John Chen will find selling 10 million BlackBerry (NASDAQ:BBRY) handsets annually is not an impossible task. The first BlackBerry OS 10 handset for this year, the Z3, got a very warm welcome in Indonesia. It's far from an iPhone-level of success, but Indonesians still lined up in Jakarta to get their hands on this first Foxconn-made BlackBerry 10 smartphone.
The blog entry of Eric Lai should weaken the pessimistic article published by Agence France-Presse [AFP]. The AFP article stated only around 50 people lined up for the first day of the May 16-18 launch event for the BlackBerry Z3 in Jakarta. I know it's dangerous to question the veracity of AFP reporting, but I would like to believe that this was a wrong and premature judgment of a three-day event.
All the BlackBerry fan sites and the official blog of BlackBerry said the Z3 sold out on its first day of its official release in Jakarta. Here are some of the pictures that BlackBerry employees took during the first day of the launch.
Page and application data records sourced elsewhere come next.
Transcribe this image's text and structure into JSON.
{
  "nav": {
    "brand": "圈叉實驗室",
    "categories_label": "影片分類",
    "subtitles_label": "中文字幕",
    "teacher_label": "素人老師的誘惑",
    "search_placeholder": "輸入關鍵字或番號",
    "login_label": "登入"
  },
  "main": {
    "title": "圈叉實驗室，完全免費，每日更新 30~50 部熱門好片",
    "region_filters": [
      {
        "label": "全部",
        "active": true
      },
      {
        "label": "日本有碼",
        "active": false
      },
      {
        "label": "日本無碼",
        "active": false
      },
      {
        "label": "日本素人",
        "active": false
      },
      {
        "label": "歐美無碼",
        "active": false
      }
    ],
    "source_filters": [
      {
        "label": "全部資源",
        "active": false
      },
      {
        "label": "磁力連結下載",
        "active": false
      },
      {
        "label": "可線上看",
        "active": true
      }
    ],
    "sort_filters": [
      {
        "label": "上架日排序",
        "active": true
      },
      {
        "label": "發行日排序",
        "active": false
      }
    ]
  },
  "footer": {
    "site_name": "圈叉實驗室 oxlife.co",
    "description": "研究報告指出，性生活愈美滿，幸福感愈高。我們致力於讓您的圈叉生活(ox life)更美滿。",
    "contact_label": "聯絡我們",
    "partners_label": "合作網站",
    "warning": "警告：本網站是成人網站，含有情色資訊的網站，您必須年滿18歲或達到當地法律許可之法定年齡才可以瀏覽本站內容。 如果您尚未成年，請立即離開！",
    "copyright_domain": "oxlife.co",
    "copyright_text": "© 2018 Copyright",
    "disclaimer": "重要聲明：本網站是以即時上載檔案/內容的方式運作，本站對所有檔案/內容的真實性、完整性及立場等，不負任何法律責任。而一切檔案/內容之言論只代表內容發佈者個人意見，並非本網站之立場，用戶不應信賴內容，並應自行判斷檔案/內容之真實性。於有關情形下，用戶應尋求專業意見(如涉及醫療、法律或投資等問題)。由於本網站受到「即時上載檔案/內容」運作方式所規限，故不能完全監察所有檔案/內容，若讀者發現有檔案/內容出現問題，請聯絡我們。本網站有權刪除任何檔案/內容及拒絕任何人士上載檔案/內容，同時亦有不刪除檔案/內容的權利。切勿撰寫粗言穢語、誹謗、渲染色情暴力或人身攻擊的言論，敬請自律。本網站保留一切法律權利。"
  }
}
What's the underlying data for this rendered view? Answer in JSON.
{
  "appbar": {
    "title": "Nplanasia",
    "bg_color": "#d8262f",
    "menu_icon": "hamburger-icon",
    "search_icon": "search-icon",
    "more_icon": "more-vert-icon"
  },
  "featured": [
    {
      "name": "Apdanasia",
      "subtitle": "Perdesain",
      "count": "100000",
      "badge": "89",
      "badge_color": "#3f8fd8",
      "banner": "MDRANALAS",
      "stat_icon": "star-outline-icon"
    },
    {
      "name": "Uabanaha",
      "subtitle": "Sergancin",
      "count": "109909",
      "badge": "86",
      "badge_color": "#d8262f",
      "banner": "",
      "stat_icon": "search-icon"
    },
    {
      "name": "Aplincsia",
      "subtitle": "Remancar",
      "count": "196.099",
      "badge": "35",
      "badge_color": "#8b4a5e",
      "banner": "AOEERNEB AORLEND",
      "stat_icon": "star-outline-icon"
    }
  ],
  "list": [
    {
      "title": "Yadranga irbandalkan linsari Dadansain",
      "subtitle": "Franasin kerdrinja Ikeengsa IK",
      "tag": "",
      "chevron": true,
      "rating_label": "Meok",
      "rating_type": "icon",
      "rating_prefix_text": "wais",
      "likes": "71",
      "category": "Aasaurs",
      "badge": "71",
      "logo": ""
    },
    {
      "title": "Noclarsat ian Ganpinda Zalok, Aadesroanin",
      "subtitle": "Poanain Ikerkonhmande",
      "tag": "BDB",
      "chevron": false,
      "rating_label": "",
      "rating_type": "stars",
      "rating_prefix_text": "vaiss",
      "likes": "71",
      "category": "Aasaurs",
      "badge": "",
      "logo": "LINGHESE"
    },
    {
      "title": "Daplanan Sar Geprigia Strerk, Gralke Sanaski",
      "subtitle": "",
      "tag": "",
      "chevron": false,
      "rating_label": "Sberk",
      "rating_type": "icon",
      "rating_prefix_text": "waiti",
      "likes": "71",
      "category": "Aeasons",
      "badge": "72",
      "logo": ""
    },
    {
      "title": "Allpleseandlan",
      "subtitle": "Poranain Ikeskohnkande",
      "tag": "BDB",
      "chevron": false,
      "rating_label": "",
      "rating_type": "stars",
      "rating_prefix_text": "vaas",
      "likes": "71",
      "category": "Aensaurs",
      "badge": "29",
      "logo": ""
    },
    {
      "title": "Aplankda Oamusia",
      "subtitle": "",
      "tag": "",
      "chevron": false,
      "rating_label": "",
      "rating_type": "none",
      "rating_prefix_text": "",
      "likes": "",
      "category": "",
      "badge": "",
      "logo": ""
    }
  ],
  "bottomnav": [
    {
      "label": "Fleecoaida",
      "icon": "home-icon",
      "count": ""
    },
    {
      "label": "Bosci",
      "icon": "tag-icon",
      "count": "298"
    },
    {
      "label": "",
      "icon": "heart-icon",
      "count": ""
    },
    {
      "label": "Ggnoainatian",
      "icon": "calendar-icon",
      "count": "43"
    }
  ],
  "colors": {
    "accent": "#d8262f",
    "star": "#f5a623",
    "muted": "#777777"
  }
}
It's incorrect to assume that BlackBerry only sold 50 Z3s last Friday at Central Park Mall Jakarta.
The pictures above were taken May 16. I want to assume that the BlackBerry Z3 sold out again during the weekend. The news vine previously reported a very strong pre-order interest for this phone two weeks ago.
Indonesia Is the Acid Test
John Chen opted to launch the Z3 in Indonesia because it is where BlackBerry still has significant presence. The May 16-18 event in Jakarta is Chen's acid test whether BlackBerry still commands enough market appeal to make its phone division profitable again.
BlackBerry phones used to enjoy 43% share of smartphone sales in Indonesia in 2011. The entry of cheap Android phones has eroded it to 14% by 2013. However, Indonesia is still Chen's best bet for a comeback in phones. BlackBerry has basically lost all of its glory in other countries.
Source: Kantar World Panel
As of Q1 2014, BlackBerry has a mere 2.7% market share in the U.S. too.
BBRY will be in deep trouble if the Z3 does not deliver enough sales numbers. Even though a poor market acceptance for the Z3 won't kill BlackBerry, the sell-side community will likely punish BBRY for the rest of 2014. I, on the other hand, will not lose hope if Indonesians don't give enough support for the BlackBerry Z3.
There are other countries where an Android-compatible $200 BlackBerry 10 smartphone can find buyers. India, Latin American countries, the Philippines, China, and African emerging markets are ripe for an affordable BlackBerry phone that can run Android apps like the Z3.
Foxconn's influence in China will help the Z3 gain enough retailers support in that country. Some Chinese customers will find an Android app-compatible BlackBerry phone attractive. Filipinos and other Asians who used to love the BlackBerry brand will find the Z3 affordable enough. The upcoming BlackBerry OS 10.3 update will even bring more goodies for Android apps users.
The $191 price tag for the Z3 Jakarta is fair enough considering its specs. I hope it gains carrier support among Asian, Latin American, and African countries. John Chen's 10 million handset target will be a lot easier to achieve if mobile service operators starts wholesale purchases of the Z3 for bundling on their low-end postpaid subscription plans.
The Z3's success in Indonesia will make it easier for John Chen to convince carriers around the world to support it. Foxconn can also use some of its worldwide contacts to pressure a few carriers to give the Z3 a chance. The biggest operator here in the Philippines, Smart, is still offering the BlackBerry Q10 and Z10 for diehard BlackBerry users.
Furthermore, the market appeal of BlackBerry is still strong enough that Chinese/Korean cloners are still finding it profitable to make and sell clones of the Z30 and Z10. These two BB10 phones will not provoke piracy if the brand is dead.
The BlackBerry brand is not yet deceased. John Chen can cure the disease. The Z3 and the Classic are the first step towards making the handset division profitable again. BBRY is a long-term HOLD.
Disclosure: I am long BBRY. I wrote this article myself, and it expresses my own opinions. I am not receiving compensation for it (other than from Seeking Alpha). I have no business relationship with any company whose stock is mentioned in this article.